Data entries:
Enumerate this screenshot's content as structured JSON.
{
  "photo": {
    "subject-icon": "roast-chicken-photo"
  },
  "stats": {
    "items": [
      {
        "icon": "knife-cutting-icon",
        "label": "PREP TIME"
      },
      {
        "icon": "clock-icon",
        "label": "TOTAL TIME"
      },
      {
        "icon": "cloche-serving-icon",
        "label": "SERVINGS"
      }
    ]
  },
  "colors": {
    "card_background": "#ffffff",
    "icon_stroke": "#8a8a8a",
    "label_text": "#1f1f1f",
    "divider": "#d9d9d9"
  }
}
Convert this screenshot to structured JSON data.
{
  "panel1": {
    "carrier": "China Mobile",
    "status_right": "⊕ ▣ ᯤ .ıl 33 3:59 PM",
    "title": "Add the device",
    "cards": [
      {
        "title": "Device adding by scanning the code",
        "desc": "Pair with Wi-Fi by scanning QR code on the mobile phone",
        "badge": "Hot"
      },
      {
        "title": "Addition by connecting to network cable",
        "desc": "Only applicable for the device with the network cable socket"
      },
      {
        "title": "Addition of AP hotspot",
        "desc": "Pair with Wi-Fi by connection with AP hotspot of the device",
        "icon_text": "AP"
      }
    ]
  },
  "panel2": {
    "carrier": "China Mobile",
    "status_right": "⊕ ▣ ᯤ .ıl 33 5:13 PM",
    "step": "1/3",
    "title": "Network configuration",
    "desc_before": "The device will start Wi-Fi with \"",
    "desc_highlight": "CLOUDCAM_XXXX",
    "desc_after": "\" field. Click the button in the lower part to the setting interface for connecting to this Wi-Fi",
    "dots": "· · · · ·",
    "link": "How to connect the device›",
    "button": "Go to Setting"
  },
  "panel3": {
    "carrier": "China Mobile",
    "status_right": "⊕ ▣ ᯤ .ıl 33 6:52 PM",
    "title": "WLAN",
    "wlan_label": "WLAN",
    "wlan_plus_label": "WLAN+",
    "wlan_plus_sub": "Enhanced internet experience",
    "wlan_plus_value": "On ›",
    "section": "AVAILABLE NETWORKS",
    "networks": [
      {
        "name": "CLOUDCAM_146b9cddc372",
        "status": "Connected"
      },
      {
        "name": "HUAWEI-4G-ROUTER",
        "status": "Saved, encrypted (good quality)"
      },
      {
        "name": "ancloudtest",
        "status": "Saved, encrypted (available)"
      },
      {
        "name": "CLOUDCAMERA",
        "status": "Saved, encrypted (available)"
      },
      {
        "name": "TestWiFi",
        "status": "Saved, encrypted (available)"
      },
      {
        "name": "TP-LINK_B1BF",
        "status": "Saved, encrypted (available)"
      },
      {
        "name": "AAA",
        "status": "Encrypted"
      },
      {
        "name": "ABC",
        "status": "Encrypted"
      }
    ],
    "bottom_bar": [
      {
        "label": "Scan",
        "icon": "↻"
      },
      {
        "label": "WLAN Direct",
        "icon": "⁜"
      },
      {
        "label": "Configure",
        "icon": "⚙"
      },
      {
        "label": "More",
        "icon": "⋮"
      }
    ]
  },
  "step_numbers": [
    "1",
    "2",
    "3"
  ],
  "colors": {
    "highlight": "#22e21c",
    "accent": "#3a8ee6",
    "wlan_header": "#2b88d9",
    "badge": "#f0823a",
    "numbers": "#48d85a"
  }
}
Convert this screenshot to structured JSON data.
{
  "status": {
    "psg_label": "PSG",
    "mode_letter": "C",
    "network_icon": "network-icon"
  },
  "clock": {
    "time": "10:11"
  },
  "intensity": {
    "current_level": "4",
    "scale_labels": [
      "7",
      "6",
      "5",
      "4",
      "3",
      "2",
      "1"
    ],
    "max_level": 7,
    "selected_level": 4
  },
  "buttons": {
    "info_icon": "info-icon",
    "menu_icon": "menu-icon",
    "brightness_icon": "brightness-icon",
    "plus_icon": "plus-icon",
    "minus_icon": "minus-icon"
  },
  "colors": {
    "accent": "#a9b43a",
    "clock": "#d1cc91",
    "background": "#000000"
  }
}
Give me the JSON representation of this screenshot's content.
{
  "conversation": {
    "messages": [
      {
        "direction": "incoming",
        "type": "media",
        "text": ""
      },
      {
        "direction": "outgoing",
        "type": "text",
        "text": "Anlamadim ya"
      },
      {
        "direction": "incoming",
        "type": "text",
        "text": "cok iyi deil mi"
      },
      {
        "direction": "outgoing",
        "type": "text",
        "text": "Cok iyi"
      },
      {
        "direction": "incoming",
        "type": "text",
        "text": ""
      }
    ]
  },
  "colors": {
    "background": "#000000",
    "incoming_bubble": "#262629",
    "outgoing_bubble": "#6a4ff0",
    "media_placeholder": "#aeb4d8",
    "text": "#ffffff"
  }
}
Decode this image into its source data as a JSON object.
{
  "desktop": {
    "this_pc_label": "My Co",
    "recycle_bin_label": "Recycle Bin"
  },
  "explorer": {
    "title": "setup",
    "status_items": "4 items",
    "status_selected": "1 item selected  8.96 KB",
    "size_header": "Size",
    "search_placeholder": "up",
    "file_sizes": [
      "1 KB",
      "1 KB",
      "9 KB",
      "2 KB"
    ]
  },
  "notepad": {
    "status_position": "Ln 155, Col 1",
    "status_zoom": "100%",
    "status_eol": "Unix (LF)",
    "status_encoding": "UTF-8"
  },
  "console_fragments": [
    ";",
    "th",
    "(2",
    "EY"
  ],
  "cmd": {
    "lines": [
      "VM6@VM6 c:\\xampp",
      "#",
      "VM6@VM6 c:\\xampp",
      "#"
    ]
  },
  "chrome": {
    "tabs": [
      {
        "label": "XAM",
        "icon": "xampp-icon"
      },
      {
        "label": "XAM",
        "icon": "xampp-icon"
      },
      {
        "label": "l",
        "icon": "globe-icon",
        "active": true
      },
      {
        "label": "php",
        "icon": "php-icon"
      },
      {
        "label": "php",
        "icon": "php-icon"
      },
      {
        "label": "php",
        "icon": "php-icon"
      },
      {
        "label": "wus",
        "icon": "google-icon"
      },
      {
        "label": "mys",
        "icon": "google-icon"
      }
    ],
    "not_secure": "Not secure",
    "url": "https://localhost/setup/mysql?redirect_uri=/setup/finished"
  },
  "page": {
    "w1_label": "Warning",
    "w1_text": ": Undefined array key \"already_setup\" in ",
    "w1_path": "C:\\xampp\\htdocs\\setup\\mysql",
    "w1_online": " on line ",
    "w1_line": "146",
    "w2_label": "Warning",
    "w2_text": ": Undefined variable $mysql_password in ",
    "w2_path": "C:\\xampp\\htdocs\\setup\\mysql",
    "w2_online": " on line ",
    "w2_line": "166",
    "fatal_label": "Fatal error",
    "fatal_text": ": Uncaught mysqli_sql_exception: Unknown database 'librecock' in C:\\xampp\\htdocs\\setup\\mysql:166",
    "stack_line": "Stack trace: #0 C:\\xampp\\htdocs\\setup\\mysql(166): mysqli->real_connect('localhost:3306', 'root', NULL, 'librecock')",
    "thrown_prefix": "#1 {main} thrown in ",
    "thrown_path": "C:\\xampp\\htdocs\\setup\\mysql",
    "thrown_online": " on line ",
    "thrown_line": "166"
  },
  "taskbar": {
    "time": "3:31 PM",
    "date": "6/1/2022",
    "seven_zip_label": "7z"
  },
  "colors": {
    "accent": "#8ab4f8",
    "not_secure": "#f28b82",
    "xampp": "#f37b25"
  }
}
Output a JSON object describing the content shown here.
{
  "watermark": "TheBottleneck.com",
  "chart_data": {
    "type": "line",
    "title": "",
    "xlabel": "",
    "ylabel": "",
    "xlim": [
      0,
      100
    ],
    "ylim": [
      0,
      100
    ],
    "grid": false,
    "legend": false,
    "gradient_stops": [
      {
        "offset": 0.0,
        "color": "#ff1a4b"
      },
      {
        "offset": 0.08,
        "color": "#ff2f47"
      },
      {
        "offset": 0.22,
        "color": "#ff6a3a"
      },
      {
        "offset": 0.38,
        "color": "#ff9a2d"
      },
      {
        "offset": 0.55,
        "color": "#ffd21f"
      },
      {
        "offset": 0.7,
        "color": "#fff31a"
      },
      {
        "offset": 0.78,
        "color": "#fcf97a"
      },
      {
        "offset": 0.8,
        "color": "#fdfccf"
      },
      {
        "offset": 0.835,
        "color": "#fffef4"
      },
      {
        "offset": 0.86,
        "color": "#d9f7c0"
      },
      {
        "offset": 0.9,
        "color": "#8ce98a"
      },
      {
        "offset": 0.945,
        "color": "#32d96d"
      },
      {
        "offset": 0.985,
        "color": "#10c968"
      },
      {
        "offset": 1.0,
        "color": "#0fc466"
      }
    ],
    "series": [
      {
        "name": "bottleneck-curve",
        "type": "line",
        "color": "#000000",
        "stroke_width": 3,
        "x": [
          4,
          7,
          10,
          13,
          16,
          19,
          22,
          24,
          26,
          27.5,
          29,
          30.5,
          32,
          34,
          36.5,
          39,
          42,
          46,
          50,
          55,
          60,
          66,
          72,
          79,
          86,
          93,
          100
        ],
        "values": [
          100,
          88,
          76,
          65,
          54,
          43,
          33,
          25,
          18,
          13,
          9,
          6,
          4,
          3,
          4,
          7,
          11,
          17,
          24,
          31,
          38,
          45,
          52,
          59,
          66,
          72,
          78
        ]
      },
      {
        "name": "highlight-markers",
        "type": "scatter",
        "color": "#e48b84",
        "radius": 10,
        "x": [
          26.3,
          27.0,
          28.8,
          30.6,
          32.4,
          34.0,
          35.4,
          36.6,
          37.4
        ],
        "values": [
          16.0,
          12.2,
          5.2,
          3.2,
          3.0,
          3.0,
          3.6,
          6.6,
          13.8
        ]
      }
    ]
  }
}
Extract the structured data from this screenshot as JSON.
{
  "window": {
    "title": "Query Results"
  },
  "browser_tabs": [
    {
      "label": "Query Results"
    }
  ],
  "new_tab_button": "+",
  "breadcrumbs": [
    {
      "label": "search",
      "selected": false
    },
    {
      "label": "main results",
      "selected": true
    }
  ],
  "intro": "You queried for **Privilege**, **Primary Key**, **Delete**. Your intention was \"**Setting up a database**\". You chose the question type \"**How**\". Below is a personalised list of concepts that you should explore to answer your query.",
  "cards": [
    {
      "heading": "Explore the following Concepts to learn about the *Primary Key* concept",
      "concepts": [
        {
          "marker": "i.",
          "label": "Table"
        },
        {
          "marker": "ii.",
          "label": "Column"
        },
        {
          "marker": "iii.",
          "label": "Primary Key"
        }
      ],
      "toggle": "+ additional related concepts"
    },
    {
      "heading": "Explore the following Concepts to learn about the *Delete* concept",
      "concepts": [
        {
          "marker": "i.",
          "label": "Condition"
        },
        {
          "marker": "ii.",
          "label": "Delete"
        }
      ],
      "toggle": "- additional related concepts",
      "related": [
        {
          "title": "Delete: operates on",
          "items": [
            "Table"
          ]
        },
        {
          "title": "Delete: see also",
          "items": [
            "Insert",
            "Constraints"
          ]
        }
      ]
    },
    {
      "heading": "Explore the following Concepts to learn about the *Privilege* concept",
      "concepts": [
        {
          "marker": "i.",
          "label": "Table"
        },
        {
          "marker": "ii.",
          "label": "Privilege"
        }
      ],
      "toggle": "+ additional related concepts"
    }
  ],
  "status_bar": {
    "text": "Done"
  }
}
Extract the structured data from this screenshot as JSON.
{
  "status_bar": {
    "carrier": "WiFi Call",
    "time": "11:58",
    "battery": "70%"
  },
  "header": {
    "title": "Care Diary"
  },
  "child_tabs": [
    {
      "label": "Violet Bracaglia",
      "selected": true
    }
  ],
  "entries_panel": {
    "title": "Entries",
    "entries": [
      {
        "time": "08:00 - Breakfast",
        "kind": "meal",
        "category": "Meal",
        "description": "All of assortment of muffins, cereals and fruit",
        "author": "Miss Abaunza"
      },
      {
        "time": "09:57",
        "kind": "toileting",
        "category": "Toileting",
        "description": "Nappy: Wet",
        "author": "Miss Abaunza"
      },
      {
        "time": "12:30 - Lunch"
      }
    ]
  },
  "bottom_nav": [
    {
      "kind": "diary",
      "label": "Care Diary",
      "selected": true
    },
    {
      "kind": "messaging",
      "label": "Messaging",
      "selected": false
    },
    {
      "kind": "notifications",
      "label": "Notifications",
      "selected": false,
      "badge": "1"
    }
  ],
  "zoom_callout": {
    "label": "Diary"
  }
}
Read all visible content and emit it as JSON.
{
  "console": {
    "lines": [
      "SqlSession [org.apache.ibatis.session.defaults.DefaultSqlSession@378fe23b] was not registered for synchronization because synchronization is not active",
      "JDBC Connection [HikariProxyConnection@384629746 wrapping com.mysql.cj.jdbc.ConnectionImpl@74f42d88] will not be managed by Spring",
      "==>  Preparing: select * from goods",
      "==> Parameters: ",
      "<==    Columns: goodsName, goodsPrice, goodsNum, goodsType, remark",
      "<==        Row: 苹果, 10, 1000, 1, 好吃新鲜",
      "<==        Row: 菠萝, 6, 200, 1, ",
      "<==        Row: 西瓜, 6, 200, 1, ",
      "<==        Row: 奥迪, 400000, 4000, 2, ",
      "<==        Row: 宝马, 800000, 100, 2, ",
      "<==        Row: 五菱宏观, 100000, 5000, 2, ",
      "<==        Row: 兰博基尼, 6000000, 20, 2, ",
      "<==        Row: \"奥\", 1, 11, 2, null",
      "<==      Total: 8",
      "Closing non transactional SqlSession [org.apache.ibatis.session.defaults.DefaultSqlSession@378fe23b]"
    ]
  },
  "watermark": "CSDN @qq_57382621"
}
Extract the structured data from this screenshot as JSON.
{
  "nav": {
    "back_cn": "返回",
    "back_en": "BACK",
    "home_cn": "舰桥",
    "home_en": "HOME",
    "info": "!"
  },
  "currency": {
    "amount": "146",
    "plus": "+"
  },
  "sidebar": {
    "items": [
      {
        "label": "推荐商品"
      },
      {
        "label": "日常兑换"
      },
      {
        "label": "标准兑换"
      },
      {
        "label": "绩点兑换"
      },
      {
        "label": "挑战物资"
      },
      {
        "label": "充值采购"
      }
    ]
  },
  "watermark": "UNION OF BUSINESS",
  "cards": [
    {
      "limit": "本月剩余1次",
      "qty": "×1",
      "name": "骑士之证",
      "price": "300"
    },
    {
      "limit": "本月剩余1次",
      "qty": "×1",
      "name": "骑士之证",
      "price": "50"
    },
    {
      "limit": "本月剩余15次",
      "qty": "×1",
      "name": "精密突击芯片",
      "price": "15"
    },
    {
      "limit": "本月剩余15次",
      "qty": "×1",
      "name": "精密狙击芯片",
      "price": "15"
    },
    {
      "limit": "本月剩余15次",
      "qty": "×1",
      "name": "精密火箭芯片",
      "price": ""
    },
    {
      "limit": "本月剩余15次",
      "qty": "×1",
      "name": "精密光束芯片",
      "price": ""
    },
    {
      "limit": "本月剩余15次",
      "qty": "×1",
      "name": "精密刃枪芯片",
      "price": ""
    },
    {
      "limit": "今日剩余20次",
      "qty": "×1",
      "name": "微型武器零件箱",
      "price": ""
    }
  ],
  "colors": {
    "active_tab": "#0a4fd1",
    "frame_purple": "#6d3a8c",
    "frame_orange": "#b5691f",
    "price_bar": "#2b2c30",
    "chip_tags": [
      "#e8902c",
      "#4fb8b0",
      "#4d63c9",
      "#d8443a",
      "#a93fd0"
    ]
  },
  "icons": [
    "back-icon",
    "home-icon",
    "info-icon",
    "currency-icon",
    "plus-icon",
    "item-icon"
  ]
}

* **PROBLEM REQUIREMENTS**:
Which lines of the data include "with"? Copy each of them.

* **ANSWER SPACE**:
        "desc": "Pair with Wi-Fi by scanning QR code on the mobile phone",
        "desc": "Only applicable for the device with the network cable socket"
        "desc": "Pair with Wi-Fi by connection with AP hotspot of the device",
    "desc_before": "The device will start Wi-Fi with \"",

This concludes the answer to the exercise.